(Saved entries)
⁂

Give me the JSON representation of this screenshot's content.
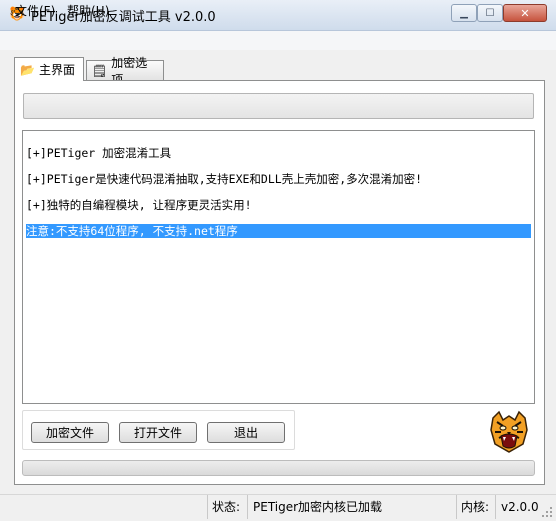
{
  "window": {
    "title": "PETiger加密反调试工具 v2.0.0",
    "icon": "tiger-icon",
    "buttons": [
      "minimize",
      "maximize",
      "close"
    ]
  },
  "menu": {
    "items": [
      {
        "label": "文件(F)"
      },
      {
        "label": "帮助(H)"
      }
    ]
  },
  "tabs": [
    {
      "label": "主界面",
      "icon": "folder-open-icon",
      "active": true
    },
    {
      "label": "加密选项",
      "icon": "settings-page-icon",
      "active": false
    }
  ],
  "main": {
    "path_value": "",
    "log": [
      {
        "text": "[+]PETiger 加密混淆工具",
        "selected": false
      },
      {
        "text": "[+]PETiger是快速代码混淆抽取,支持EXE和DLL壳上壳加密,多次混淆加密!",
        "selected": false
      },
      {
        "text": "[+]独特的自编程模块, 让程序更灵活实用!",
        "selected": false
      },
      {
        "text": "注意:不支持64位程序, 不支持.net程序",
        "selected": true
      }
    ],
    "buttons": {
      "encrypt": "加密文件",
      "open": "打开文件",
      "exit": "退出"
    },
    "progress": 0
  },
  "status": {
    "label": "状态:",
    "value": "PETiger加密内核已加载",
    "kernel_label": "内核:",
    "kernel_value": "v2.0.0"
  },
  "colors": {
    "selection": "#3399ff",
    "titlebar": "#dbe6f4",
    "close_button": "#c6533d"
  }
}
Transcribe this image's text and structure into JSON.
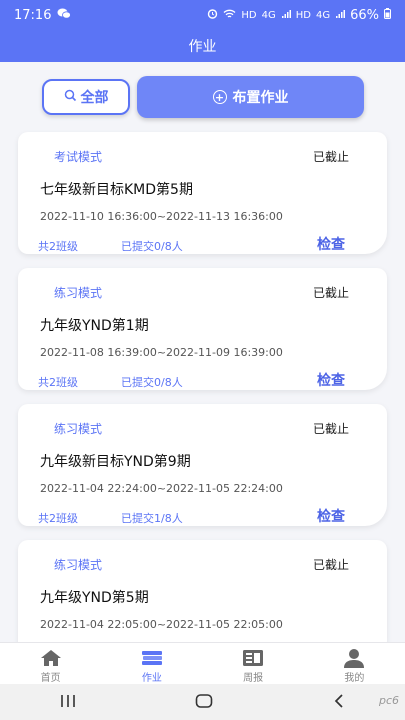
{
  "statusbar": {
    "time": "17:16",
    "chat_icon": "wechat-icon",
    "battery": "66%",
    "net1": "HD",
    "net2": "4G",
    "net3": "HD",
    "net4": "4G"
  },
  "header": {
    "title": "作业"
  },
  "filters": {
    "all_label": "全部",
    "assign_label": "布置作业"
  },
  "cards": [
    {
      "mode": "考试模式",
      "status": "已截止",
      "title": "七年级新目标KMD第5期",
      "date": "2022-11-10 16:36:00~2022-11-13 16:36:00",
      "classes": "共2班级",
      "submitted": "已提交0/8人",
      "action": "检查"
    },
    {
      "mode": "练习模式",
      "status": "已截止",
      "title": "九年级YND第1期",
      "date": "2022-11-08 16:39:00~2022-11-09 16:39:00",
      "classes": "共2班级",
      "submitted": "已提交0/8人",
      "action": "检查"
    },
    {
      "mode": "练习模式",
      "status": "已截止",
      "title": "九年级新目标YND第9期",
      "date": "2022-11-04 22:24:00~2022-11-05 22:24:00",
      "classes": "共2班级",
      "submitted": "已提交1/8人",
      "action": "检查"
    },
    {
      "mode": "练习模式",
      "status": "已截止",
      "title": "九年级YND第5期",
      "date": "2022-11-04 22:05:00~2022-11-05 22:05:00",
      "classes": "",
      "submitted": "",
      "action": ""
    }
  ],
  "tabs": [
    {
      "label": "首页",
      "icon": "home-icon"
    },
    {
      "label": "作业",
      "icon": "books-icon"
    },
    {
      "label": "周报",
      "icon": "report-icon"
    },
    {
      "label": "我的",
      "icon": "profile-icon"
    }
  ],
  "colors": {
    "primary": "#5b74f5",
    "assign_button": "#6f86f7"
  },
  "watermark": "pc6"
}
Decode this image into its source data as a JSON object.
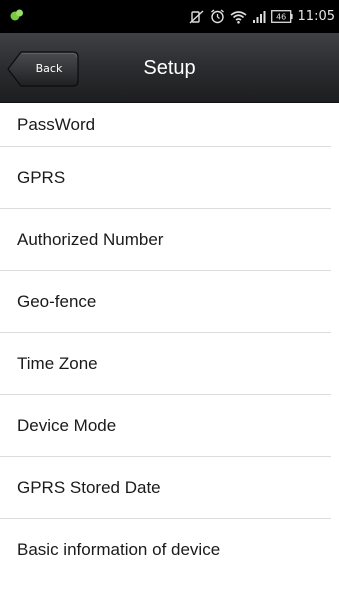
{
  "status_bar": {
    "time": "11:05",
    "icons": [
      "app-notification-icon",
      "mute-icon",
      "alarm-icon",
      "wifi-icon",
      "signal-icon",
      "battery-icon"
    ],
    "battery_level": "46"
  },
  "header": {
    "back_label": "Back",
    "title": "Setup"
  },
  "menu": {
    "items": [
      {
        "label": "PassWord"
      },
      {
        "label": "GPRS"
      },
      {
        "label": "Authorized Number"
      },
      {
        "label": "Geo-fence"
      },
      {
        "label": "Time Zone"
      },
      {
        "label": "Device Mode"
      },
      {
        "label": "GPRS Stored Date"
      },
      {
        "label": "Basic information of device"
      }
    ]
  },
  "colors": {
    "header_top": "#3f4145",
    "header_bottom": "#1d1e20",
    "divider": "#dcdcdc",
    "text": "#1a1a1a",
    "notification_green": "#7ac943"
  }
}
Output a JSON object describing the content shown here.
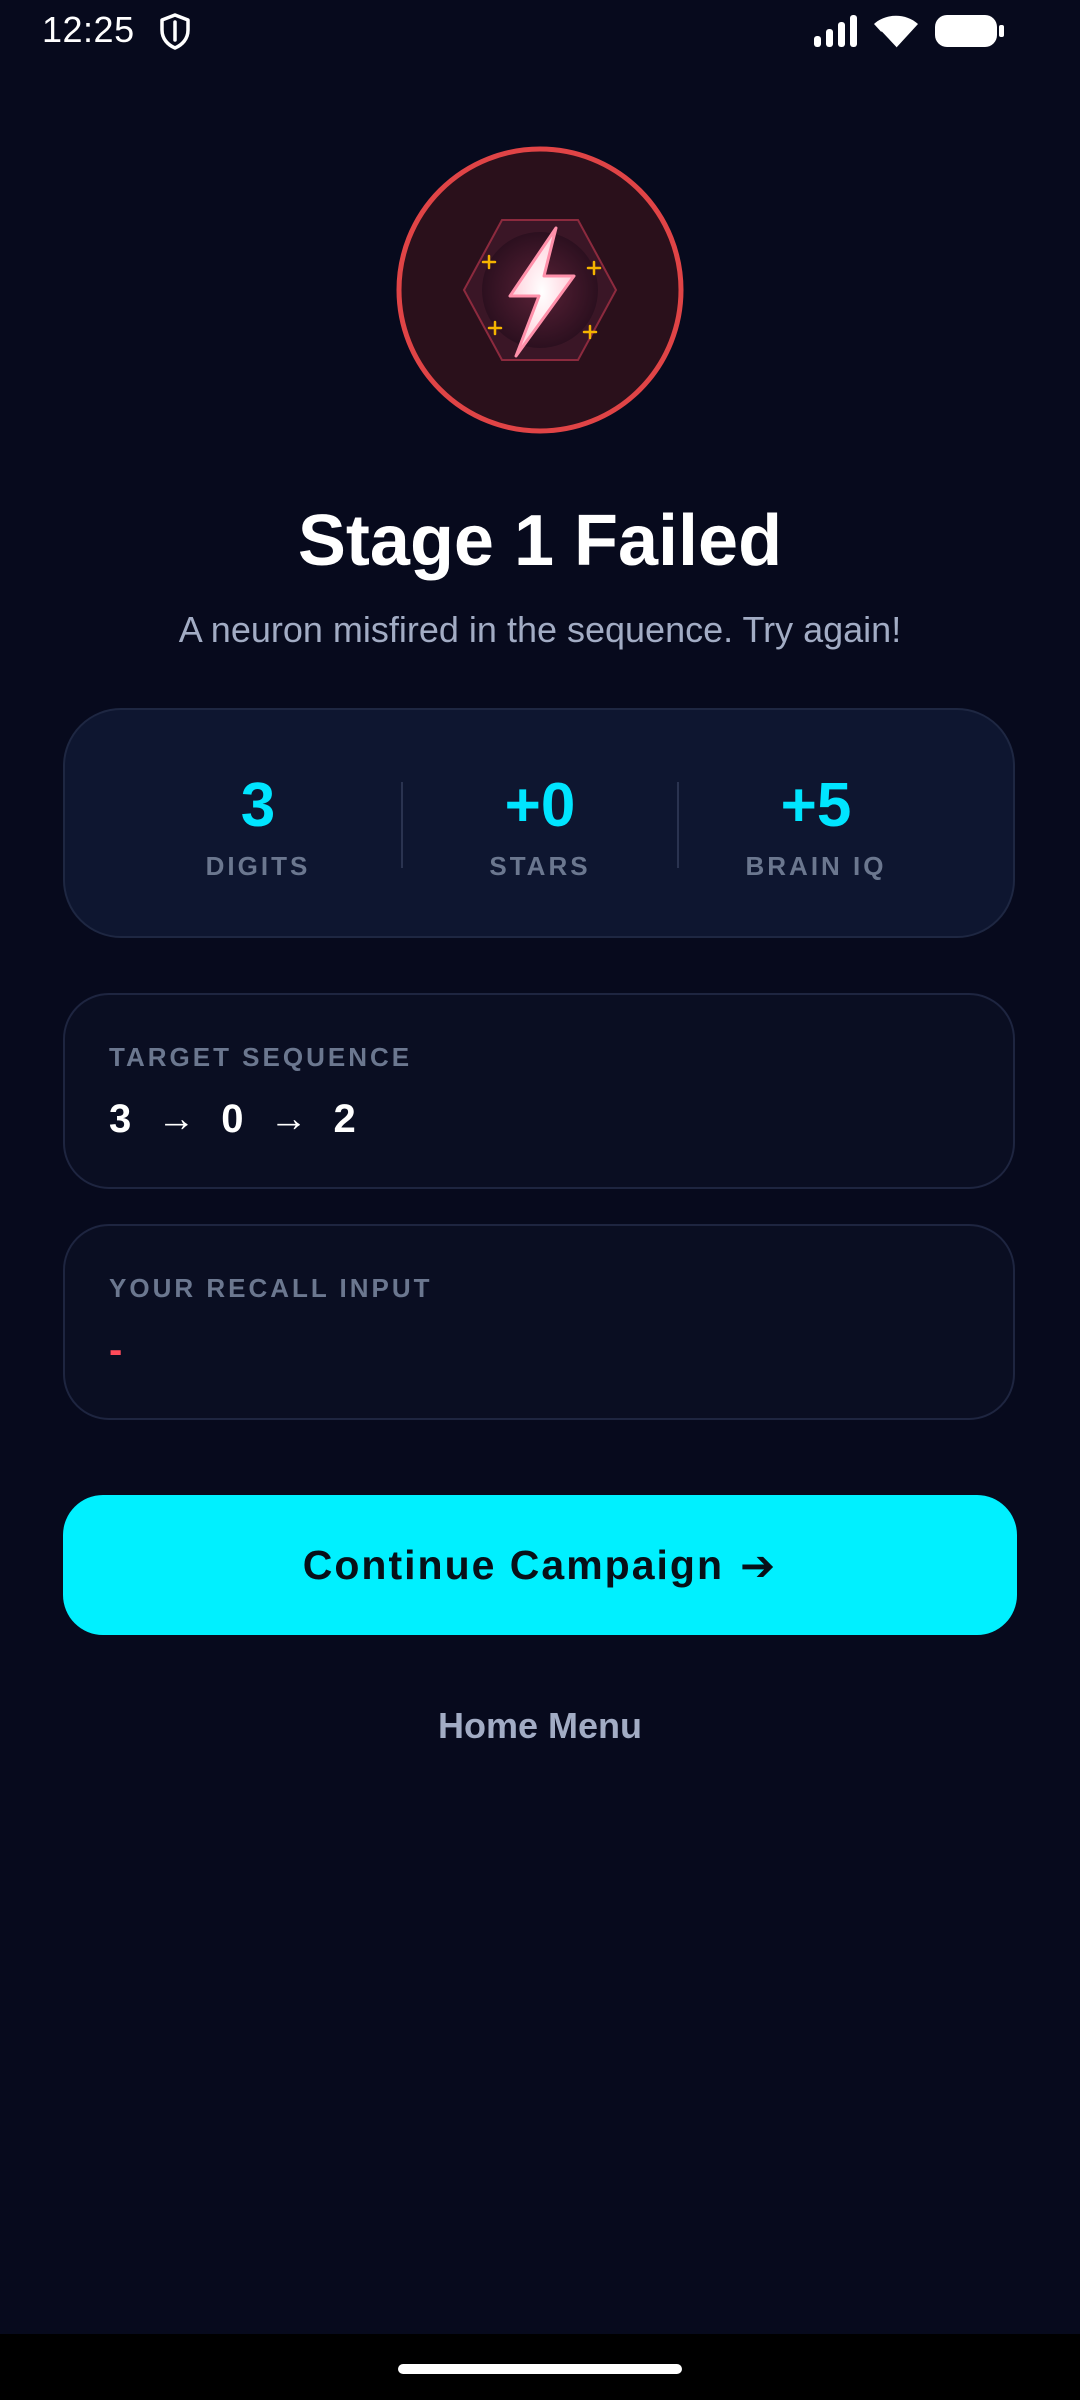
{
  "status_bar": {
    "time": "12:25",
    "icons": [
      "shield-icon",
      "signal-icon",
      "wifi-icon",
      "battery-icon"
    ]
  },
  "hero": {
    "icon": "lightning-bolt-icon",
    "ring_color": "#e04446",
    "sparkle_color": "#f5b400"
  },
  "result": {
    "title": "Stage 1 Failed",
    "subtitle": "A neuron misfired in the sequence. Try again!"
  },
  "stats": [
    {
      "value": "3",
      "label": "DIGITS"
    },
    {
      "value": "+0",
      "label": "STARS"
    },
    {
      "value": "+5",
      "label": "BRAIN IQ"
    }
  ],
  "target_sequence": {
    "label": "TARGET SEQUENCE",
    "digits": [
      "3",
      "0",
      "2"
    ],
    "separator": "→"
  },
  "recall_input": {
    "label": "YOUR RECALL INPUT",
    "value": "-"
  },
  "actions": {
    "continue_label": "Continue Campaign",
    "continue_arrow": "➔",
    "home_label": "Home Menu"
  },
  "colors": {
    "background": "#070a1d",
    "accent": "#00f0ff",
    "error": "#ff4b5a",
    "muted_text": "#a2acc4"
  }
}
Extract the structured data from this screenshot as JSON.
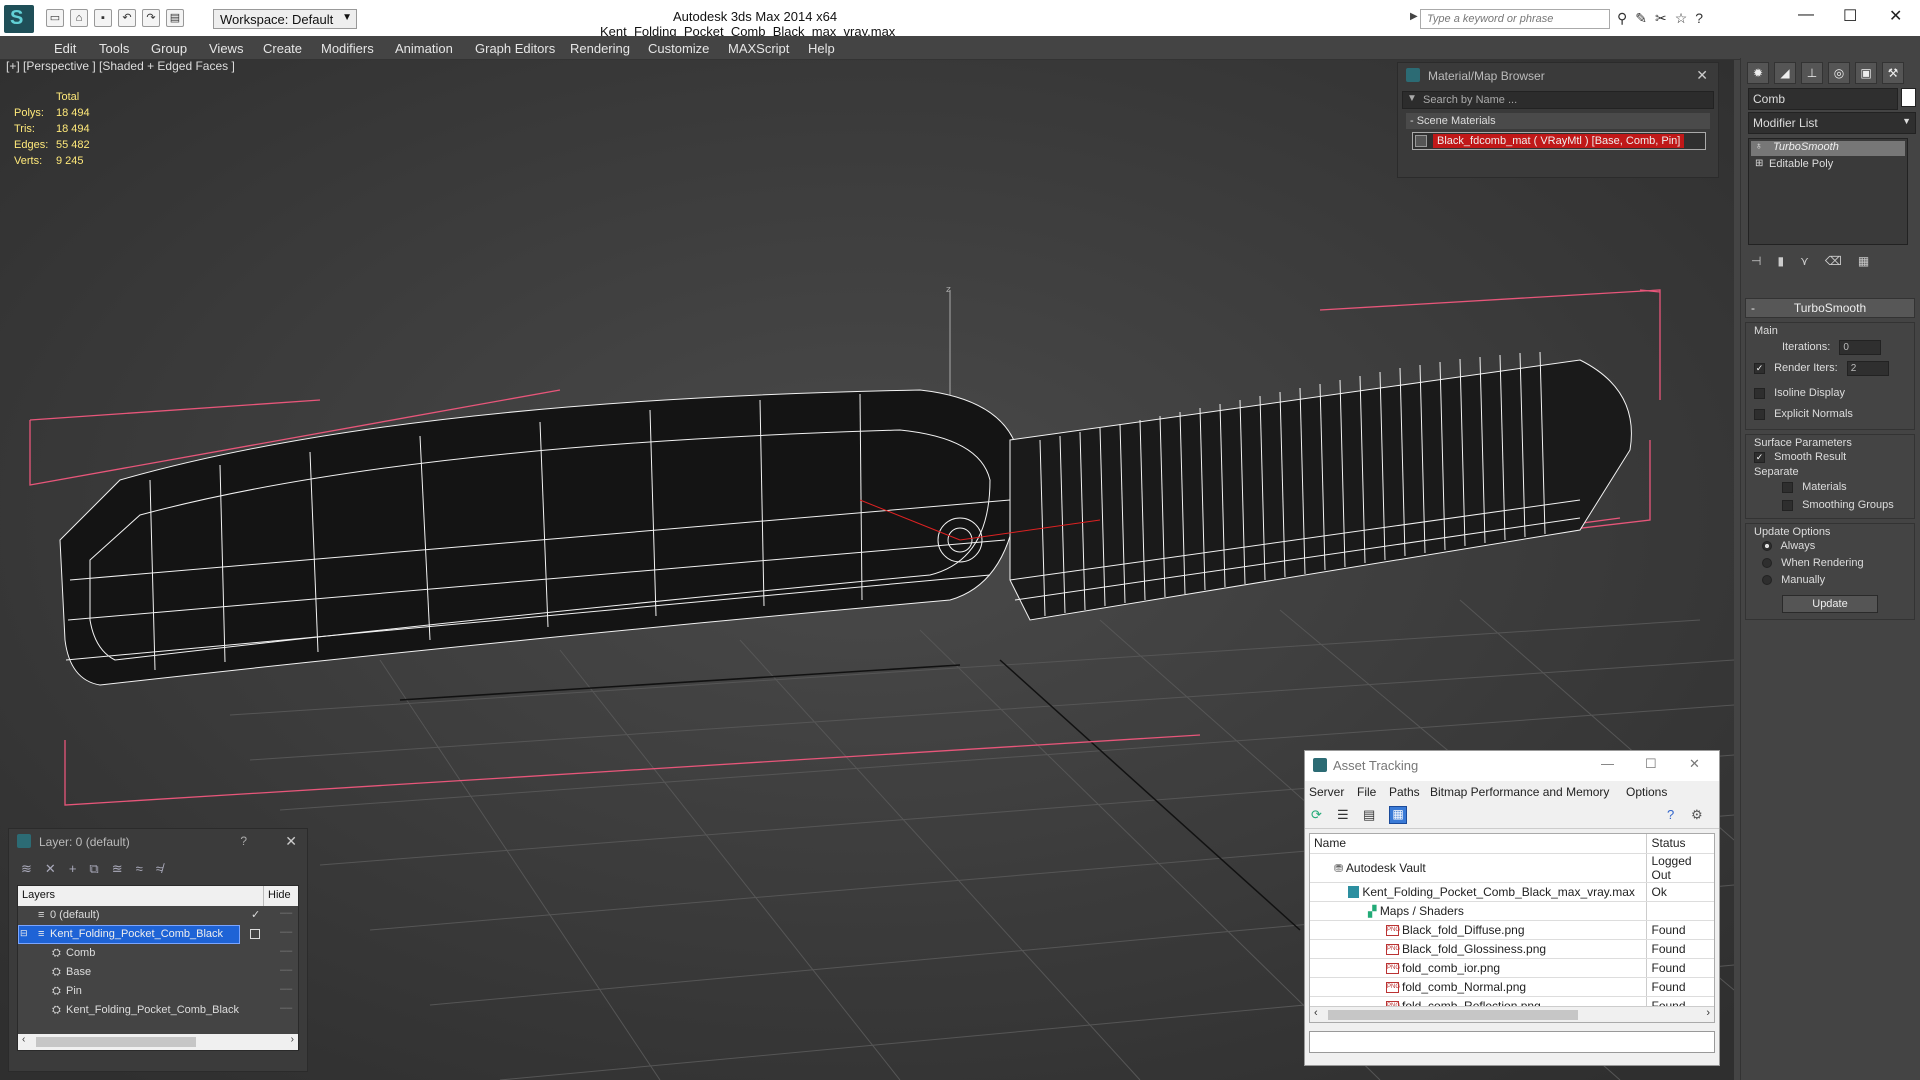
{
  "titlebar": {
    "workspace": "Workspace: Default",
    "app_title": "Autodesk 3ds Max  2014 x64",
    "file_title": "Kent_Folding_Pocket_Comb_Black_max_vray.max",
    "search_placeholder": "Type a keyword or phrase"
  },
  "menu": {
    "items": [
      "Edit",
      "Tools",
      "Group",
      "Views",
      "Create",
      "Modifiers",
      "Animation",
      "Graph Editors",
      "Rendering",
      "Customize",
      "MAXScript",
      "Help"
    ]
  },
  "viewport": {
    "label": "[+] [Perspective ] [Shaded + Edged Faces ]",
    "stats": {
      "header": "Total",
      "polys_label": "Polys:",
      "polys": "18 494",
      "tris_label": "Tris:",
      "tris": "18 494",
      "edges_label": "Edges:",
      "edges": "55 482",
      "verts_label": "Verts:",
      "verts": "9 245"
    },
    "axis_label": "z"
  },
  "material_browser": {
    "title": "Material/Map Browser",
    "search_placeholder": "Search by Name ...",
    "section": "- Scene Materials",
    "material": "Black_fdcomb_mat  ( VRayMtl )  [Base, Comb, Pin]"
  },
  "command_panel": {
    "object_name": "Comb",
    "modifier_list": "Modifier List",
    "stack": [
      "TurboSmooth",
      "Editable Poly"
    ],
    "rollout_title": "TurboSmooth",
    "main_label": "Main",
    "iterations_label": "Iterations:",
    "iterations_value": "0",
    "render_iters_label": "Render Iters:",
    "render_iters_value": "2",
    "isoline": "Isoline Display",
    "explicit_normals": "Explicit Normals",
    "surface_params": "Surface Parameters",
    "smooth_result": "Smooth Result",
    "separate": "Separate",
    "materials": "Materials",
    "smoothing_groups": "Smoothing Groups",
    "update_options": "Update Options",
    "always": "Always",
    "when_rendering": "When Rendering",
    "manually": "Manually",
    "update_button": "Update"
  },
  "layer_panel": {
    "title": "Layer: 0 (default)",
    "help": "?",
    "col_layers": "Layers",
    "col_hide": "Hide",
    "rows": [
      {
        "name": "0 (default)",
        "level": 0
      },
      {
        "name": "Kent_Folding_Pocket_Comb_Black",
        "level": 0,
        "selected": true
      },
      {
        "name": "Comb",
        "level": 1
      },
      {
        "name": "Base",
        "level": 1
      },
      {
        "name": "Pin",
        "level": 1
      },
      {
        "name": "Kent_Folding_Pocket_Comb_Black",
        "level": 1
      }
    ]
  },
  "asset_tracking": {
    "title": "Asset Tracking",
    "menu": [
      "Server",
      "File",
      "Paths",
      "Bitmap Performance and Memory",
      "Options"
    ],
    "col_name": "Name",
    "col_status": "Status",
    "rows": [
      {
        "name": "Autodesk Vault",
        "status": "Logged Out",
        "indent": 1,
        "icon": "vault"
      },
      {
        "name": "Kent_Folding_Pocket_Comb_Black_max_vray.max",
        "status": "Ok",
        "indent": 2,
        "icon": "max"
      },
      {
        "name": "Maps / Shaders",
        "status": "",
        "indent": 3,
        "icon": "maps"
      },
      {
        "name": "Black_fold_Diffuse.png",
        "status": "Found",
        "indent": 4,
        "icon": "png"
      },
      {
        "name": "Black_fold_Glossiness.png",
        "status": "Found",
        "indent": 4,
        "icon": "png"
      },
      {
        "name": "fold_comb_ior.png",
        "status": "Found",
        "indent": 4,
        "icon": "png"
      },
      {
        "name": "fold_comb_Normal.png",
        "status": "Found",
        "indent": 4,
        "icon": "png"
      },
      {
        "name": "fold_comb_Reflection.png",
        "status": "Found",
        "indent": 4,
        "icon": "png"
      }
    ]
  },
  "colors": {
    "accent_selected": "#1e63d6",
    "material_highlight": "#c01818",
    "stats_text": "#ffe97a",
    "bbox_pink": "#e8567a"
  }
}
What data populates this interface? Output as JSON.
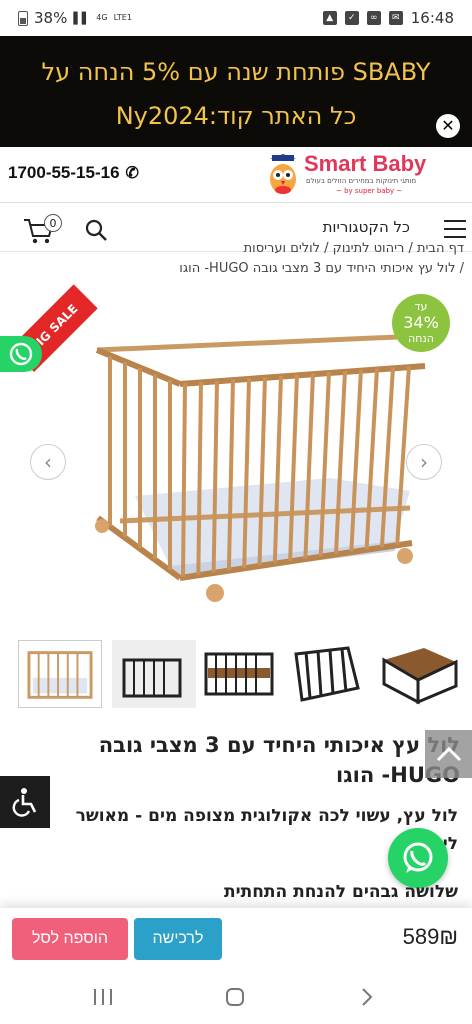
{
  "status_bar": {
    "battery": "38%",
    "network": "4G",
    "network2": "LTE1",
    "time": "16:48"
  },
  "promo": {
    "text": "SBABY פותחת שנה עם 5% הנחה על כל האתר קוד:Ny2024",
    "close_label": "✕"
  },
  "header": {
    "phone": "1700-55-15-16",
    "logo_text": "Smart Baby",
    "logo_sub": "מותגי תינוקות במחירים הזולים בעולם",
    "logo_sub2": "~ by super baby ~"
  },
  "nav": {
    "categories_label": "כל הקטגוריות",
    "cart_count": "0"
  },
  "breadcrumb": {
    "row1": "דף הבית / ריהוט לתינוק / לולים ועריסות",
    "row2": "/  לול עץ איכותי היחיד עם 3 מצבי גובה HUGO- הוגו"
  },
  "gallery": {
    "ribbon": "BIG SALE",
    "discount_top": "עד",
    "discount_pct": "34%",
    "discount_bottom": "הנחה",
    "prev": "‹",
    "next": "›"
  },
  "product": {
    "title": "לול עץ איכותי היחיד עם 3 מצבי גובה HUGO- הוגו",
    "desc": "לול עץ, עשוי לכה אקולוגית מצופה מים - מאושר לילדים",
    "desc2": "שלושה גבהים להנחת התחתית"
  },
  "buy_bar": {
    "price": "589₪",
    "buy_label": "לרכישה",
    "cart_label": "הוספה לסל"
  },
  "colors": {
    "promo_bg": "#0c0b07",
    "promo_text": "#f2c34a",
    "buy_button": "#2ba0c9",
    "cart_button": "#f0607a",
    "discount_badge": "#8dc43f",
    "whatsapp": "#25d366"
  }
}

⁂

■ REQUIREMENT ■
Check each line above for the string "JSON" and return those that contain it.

■ RESPONSE AREA ■
Give me the JSON representation of this screenshot's content.
Transcribe this image's text and structure into JSON.
Decode this image into its source data as a JSON object.
Output a JSON object describing the content shown here.
Extract the structured data from this screenshot as JSON.
What data populates this interface? Output as JSON.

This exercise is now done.